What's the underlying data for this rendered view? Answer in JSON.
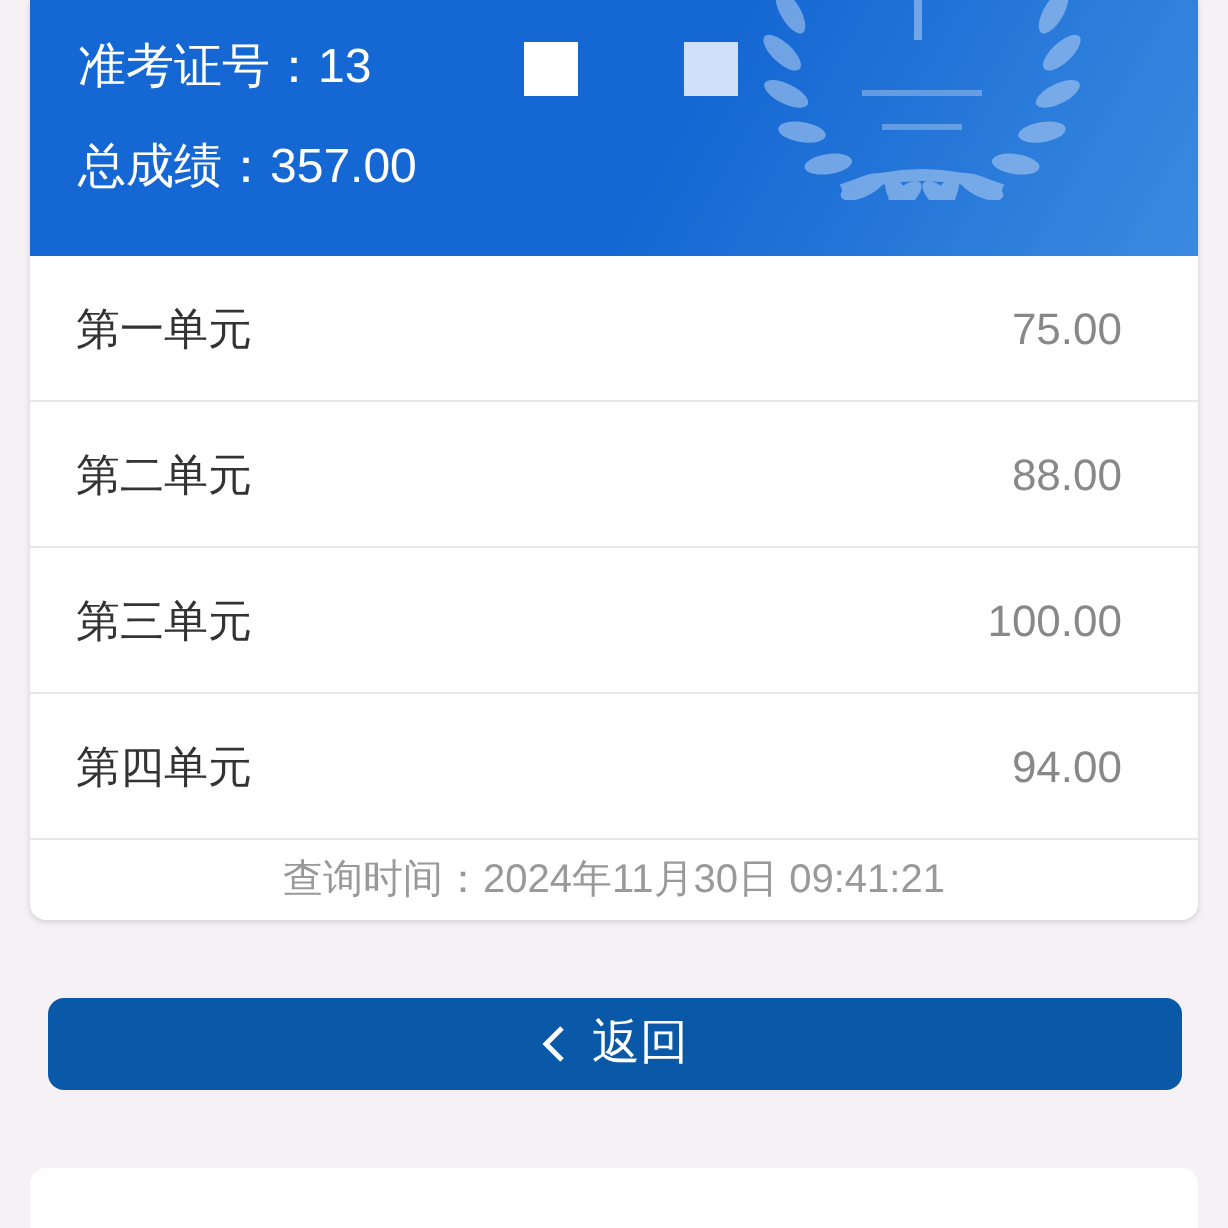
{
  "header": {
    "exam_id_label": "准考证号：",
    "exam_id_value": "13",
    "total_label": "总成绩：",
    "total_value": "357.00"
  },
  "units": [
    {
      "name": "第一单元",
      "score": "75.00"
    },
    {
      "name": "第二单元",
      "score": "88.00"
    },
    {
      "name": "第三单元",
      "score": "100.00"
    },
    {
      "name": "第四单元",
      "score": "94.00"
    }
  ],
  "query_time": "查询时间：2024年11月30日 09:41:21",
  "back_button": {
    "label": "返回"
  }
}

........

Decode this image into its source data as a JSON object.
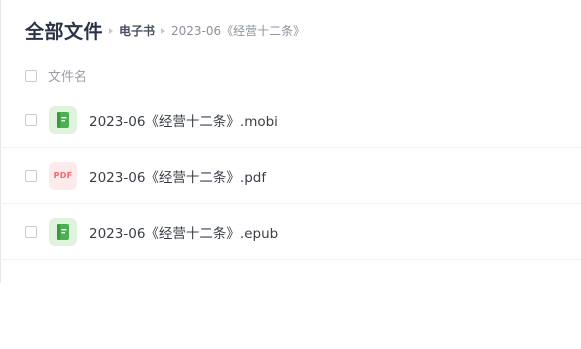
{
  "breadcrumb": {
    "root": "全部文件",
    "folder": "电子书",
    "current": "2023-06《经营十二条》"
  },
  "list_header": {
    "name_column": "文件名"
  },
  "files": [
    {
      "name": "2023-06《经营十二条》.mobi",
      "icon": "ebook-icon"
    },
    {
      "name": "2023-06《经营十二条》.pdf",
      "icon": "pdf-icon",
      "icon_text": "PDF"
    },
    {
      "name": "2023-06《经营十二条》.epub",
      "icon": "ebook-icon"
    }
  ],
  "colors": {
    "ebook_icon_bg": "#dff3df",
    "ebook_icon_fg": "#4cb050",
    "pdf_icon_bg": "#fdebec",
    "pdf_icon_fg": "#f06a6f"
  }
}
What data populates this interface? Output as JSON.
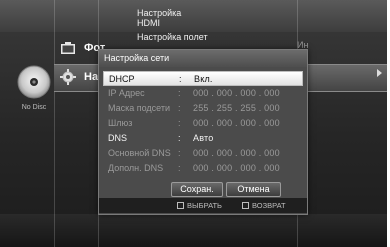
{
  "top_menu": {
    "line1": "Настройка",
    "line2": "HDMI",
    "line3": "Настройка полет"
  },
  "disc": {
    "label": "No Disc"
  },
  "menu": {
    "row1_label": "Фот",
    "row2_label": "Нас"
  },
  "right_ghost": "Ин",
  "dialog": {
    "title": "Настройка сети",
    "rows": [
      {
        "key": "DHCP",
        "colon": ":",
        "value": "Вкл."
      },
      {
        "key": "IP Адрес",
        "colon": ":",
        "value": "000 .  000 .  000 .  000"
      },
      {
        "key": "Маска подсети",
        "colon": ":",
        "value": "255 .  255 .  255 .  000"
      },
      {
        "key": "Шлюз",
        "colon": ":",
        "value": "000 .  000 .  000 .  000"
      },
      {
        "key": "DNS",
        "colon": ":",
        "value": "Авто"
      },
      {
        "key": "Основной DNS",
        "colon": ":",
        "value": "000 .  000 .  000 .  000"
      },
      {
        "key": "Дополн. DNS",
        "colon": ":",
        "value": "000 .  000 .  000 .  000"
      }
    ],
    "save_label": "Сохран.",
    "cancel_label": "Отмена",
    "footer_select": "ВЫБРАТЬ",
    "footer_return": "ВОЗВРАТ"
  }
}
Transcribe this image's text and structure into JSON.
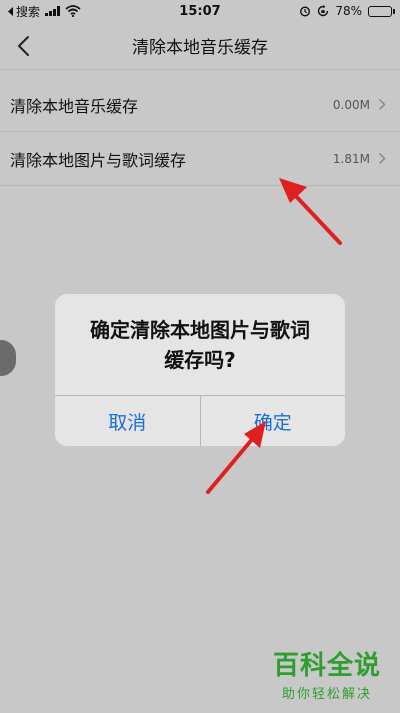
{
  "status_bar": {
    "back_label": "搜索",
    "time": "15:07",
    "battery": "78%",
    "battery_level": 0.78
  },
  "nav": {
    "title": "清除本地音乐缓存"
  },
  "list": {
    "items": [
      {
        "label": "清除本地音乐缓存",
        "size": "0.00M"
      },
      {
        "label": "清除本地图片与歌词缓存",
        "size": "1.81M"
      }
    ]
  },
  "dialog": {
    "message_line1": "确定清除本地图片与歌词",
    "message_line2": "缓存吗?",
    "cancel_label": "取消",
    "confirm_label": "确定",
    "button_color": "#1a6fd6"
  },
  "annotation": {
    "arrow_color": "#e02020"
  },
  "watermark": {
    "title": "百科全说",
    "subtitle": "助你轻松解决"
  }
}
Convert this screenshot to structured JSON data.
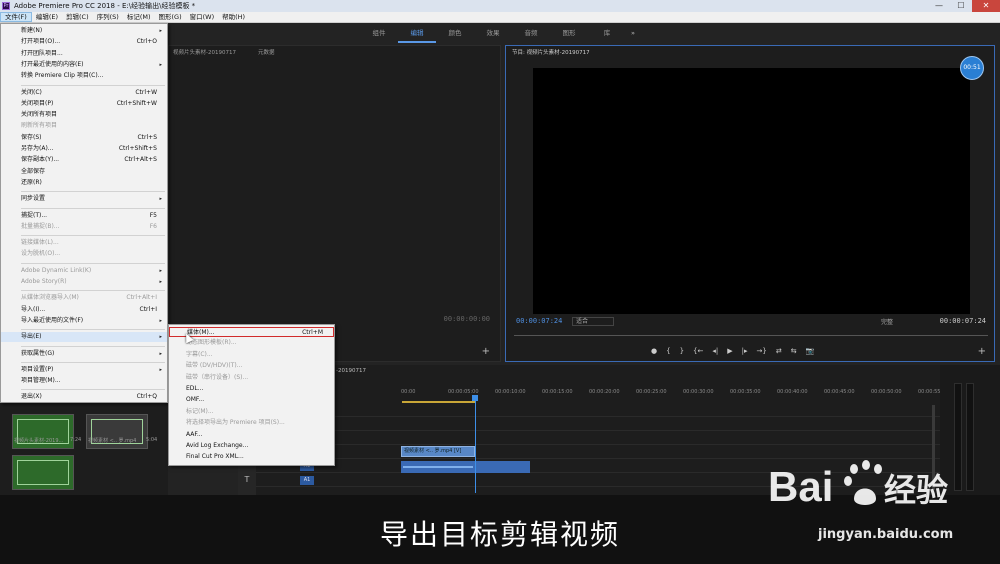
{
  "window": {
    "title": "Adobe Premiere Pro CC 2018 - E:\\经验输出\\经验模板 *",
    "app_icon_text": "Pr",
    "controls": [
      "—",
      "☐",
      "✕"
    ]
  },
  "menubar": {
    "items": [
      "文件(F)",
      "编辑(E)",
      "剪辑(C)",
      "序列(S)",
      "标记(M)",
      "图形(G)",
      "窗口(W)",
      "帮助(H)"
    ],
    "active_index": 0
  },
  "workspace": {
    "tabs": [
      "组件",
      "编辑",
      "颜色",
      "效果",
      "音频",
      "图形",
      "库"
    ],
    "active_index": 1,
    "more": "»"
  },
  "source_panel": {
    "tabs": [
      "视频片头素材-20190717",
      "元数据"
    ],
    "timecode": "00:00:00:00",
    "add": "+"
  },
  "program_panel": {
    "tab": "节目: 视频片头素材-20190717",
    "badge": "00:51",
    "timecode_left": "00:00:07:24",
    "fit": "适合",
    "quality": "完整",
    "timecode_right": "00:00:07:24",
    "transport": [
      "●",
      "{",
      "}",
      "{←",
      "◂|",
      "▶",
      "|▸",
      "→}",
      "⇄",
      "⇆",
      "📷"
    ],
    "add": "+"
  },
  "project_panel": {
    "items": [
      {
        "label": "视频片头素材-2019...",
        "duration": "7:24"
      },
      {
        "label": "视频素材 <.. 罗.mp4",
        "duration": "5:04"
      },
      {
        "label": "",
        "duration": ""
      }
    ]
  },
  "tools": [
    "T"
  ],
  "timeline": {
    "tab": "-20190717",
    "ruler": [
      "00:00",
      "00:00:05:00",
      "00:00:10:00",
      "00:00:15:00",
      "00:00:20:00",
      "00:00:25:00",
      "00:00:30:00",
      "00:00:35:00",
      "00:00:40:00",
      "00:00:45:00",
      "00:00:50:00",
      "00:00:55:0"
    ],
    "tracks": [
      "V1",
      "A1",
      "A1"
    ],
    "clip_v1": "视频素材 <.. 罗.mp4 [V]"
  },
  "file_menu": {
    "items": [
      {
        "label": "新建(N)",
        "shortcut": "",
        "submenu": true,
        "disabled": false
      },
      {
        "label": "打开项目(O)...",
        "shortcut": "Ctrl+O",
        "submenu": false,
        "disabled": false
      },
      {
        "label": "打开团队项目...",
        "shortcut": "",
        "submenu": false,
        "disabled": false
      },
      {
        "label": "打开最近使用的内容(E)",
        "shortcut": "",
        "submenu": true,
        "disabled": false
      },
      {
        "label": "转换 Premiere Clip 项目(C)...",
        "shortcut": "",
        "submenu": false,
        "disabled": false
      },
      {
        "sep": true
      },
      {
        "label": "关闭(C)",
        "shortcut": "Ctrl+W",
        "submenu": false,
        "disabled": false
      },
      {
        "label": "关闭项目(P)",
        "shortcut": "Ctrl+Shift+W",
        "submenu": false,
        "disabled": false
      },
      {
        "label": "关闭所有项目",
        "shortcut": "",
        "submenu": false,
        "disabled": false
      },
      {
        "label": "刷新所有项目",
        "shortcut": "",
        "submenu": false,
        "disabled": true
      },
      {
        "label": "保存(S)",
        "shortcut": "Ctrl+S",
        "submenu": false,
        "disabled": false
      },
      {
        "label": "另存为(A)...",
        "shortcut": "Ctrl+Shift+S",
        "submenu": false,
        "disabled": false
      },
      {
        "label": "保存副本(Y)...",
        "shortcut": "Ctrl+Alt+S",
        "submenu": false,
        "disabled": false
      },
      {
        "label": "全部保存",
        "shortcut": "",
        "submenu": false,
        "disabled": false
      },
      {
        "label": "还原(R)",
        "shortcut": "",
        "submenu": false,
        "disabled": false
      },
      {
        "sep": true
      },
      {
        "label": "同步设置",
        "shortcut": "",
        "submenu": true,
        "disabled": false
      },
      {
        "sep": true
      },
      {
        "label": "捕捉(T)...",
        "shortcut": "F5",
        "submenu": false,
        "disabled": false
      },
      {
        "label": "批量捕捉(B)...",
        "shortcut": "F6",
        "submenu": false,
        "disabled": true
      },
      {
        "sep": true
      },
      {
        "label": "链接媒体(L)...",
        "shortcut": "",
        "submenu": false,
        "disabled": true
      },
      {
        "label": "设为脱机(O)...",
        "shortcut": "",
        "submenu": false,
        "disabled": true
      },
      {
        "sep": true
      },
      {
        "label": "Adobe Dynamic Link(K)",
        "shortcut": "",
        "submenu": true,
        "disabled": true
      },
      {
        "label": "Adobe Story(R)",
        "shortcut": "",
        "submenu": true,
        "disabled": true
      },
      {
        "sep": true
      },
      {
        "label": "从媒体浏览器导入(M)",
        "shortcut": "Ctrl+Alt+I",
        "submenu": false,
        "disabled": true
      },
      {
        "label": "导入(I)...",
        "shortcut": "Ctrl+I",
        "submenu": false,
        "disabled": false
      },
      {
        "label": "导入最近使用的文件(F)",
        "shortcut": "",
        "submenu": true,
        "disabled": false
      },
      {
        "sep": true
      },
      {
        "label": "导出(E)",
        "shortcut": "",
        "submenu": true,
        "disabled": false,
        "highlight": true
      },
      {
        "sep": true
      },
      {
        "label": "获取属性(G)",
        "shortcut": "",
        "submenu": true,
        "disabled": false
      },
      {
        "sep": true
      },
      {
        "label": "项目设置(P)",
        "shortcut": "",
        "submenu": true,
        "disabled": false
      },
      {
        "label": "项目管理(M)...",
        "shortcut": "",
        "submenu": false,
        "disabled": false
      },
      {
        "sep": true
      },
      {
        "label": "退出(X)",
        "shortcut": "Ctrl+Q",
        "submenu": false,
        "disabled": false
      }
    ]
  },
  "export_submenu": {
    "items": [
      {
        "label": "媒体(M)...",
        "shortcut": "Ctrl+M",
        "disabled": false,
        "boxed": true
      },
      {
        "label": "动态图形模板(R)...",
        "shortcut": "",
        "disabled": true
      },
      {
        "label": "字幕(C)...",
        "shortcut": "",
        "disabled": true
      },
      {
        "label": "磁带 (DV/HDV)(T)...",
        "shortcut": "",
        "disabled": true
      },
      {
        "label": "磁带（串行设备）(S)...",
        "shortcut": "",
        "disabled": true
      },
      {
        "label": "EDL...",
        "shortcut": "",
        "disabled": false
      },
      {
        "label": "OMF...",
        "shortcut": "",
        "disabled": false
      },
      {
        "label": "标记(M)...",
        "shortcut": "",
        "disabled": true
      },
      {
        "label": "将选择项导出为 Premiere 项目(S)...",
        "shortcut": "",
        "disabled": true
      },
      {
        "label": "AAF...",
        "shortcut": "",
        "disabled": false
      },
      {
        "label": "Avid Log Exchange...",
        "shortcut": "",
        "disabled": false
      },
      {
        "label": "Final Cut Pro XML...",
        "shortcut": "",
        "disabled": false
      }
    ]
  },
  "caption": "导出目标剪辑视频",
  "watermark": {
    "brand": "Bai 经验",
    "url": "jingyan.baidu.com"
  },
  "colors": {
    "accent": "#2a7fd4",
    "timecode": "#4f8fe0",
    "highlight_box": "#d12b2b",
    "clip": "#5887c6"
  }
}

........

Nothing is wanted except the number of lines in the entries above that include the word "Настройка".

**REPLY**.
3